In our world of fear and division, it becomes even more important to make that effort to “create a container,” in ourselves, in our communities, and in our nations, to “hold with reverence the entire human symbolic trust,” a wealth that, as Jung argued, belongs to every person without exception. “Our war,” says Moore, is not with each other but with “the pathological infantile grandiosity that seeks to destroy the human species.” (p. 134) Certainly with the past election we have seen the shocking escalation of that warfare. As we spin into our “rage-filled compensatory outbreaks of madness,” we might heed Moore’s reply to a famous revelation by Walt Kelly’s comic strip character Pogo, “We have met the enemy, and he is us”:
… psychoanalysis makes it possible for us to refine that. I would like to sit down and talk with Pogo about this.
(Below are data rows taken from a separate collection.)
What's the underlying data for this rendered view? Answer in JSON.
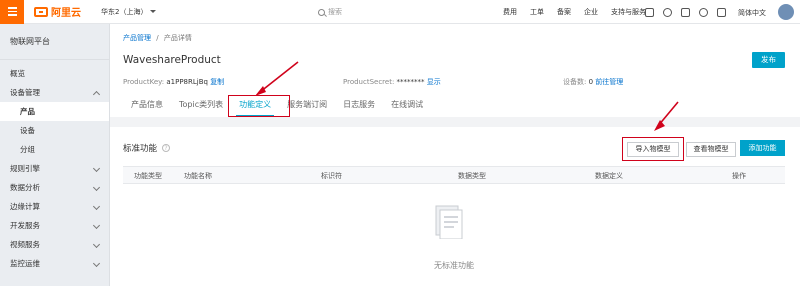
{
  "topbar": {
    "logo_text": "阿里云",
    "region": "华东2（上海）",
    "search_placeholder": "搜索",
    "links": [
      "费用",
      "工单",
      "备案",
      "企业",
      "支持与服务"
    ],
    "language": "简体中文"
  },
  "sidebar": {
    "title": "物联网平台",
    "items": [
      {
        "label": "概览"
      },
      {
        "label": "设备管理"
      },
      {
        "label": "产品"
      },
      {
        "label": "设备"
      },
      {
        "label": "分组"
      },
      {
        "label": "规则引擎"
      },
      {
        "label": "数据分析"
      },
      {
        "label": "边缘计算"
      },
      {
        "label": "开发服务"
      },
      {
        "label": "视频服务"
      },
      {
        "label": "监控运维"
      }
    ]
  },
  "header": {
    "breadcrumb": [
      "产品管理",
      "/",
      "产品详情"
    ],
    "title": "WaveshareProduct",
    "publish_label": "发布",
    "product_key_label": "ProductKey:",
    "product_key_value": "a1PP8RLjBq",
    "copy_label": "复制",
    "product_secret_label": "ProductSecret:",
    "product_secret_value": "********",
    "show_label": "显示",
    "device_count_label": "设备数:",
    "device_count_value": "0",
    "manage_label": "前往管理",
    "tabs": [
      "产品信息",
      "Topic类列表",
      "功能定义",
      "服务端订阅",
      "日志服务",
      "在线调试"
    ]
  },
  "functions": {
    "section_title": "标准功能",
    "help_glyph": "?",
    "import_label": "导入物模型",
    "view_label": "查看物模型",
    "add_label": "添加功能",
    "columns": [
      "功能类型",
      "功能名称",
      "标识符",
      "数据类型",
      "数据定义",
      "操作"
    ],
    "empty_text": "无标准功能"
  },
  "colors": {
    "brand_orange": "#ff6a00",
    "accent_blue": "#00a2ca",
    "annotation_red": "#d0021b"
  }
}
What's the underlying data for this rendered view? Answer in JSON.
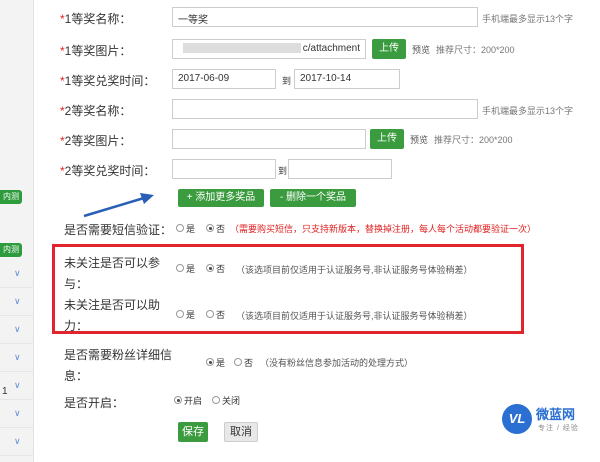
{
  "sidebar": {
    "badges": [
      "内测",
      "内测"
    ],
    "number": "1"
  },
  "prize1": {
    "name_label": "1等奖名称：",
    "name_value": "一等奖",
    "name_hint": "手机端最多显示13个字",
    "image_label": "1等奖图片：",
    "image_value": "c/attachment",
    "upload_label": "上传",
    "preview_label": "预览",
    "image_hint": "推荐尺寸：200*200",
    "time_label": "1等奖兑奖时间：",
    "time_start": "2017-06-09",
    "time_to": "到",
    "time_end": "2017-10-14"
  },
  "prize2": {
    "name_label": "2等奖名称：",
    "name_value": "",
    "name_hint": "手机端最多显示13个字",
    "image_label": "2等奖图片：",
    "image_value": "",
    "upload_label": "上传",
    "preview_label": "预览",
    "image_hint": "推荐尺寸：200*200",
    "time_label": "2等奖兑奖时间：",
    "time_start": "",
    "time_to": "到",
    "time_end": ""
  },
  "prize_actions": {
    "add_label": "+ 添加更多奖品",
    "remove_label": "- 删除一个奖品"
  },
  "sms": {
    "label": "是否需要短信验证：",
    "yes": "是",
    "no": "否",
    "selected": "否",
    "note": "（需要购买短信，只支持新版本，替换掉注册，每人每个活动都要验证一次）"
  },
  "unfollow_join": {
    "label_line1": "未关注是否可以参",
    "label_line2": "与：",
    "yes": "是",
    "no": "否",
    "selected": "否",
    "note": "（该选项目前仅适用于认证服务号,非认证服务号体验稍差）"
  },
  "unfollow_help": {
    "label_line1": "未关注是否可以助",
    "label_line2": "力：",
    "yes": "是",
    "no": "否",
    "selected": "否",
    "note": "（该选项目前仅适用于认证服务号,非认证服务号体验稍差）"
  },
  "fan_info": {
    "label_line1": "是否需要粉丝详细信",
    "label_line2": "息：",
    "yes": "是",
    "no": "否",
    "selected": "是",
    "note": "（没有粉丝信息参加活动的处理方式）"
  },
  "enable": {
    "label": "是否开启：",
    "on": "开启",
    "off": "关闭",
    "selected": "开启"
  },
  "footer": {
    "save_label": "保存",
    "cancel_label": "取消"
  },
  "logo": {
    "mark": "VL",
    "name": "微蓝网",
    "sub": "专注 / 经验"
  },
  "colors": {
    "accent_green": "#3b9b3f",
    "highlight_red": "#e0252f",
    "required_red": "#e02020",
    "brand_blue": "#2a6fd1"
  }
}
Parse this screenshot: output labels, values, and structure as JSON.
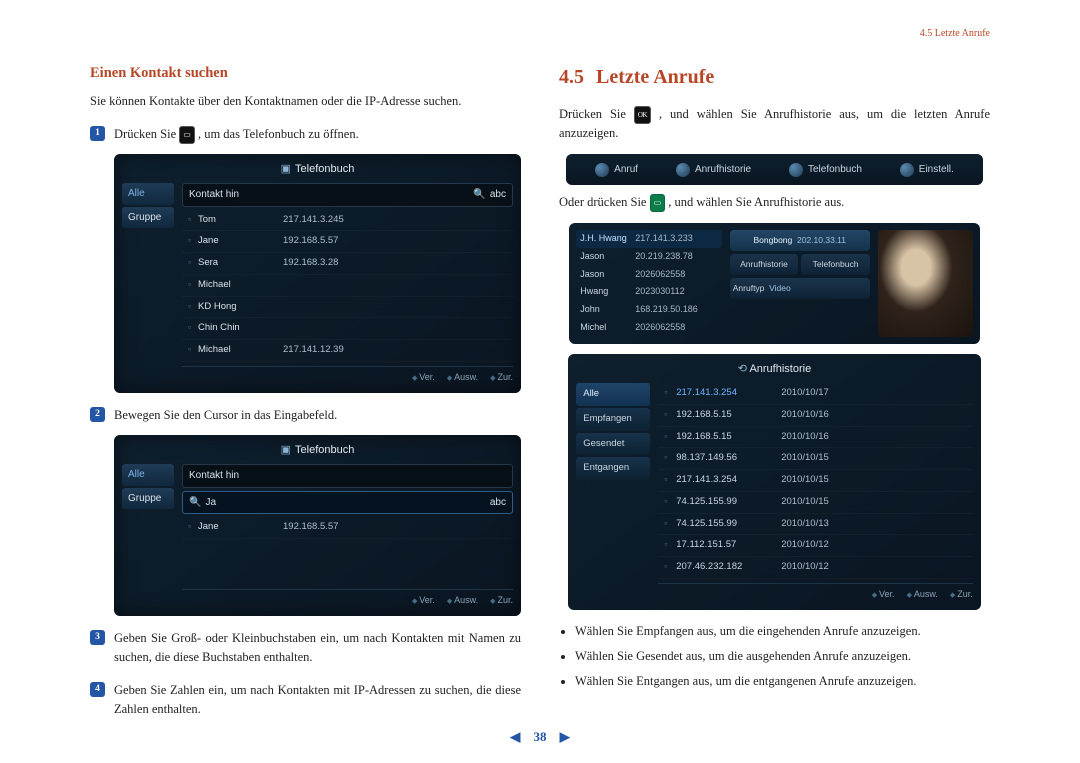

I would like to say, “Pogo, I don’t think our true human selves are the enemy. Our grounded and human creaturely egos are not the enemy. The enemy is that unconscious grandiosity within us that constantly tries to persuade us to forget our limits and forget that we need help, to forget that we need others, or as the Native Americans are able to say, to forget that we are all related and all of one family.” (p. 134)
I could go on and on about this deeply relevant and healing book and its author, but I’ve said enough. My approach here has been more suggestive than descriptive, an attempt to capture a few of the connections that fired for me while contemplating Facing the Dragon in the light of events a decade and a half after its publication. Personally, I’m undecided about Moore’s belief in the nature of evil, but I do agree with him that “the demonic is closer than you think.” (p. 1) What the demonic is is another question. Moore’s fellow Jungian, Marie-Louise von Franz, memorably defined the demonic as siding with gigantic impersonal forces against common human concerns like wanting enough to eat and a place to live. By this token, “A plague would be good because it would thin the herd” is demonic, and “A war would give the economy a boost.” A good guide for individuals and for nations, I think.
In closing, we were lucky to have Robert Moore with us for as long as we did, and as we approach the first anniversary of his death, the occasion of this appreciation, let’s send out another prayer for his spirit and for his wife Margaret’s. Meanwhile we remain humble in our ignorance of the torments that must have driven them to their final extremity, an ending that in no way diminishes the importance of their lives’ accomplishment. Any book of Robert’s will richly reward the time and attention we give to it, but for reasons I hope I’ve made clear in this essay, it was his last, Facing the Dragon, that best equips us to understand and address the challenges of the grandiosity-driven chaos of our present spiritual-political moment. It’s the next best thing to having Robert Moore here with us now.
(A note on sources: All page references are for Robert Moore’s Facing the Dragon: Confronting Personal and Spiritual Grandiosity, Chiron Publications, Wilmette, Illinois, 2003. Robert Bly’s essay “Form in Society and in the Poem” appears in his book, American Poetry: Wildness and Domesticity, Harper & Row, New York, 1990. Tony Schwartz’s writings on Donald Trump have appeared in The New Yorker, The Washington Post, and other publications. The piece I quote here was reprinted in the Minneapolis StarTribune on Sunday, May 21, 2017. I would also refer the reader to Alex Morris’s thorough psychological analysis, “Trump and the Pathology of Narcissism,” in the April 20 issue of Rolling Stone, which examines Trump in light of the Diagnostic and Statistical Manual of Mental Disorders.)
— * —
Thomas R. Smith, Camp du Nord, 2014
Robert L. Moore, The Dragon of Grandiosity
Robert Bly, The Gift of Healthy Grandiosity